## WHAT IS BEING ASKED
Below are entries; count each line that holds the word "selected" and report the number without any other words.

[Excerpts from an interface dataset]
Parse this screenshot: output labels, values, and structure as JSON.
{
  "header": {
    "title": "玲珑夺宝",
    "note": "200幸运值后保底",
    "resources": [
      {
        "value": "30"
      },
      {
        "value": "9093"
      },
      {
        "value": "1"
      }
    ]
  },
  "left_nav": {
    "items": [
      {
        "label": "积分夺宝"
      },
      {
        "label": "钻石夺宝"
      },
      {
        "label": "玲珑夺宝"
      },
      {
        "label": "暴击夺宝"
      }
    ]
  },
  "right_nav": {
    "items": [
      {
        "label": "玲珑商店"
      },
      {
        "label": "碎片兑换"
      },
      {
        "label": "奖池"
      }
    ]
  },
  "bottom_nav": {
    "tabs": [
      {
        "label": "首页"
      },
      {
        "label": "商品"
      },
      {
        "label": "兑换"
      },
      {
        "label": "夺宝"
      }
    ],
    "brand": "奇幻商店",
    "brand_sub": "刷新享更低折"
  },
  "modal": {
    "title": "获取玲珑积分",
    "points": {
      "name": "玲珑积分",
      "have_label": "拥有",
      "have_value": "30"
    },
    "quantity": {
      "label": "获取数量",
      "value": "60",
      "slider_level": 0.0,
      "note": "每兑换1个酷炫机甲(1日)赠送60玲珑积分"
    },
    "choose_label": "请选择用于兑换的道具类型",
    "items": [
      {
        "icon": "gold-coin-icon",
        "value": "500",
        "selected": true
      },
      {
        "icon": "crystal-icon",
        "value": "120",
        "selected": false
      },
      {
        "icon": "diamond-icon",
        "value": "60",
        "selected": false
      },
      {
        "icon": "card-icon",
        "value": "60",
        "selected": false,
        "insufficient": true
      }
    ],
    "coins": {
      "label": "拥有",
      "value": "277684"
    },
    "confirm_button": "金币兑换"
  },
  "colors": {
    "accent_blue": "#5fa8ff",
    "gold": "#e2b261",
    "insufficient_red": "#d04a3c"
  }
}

## EXERCISE OUTPUT
4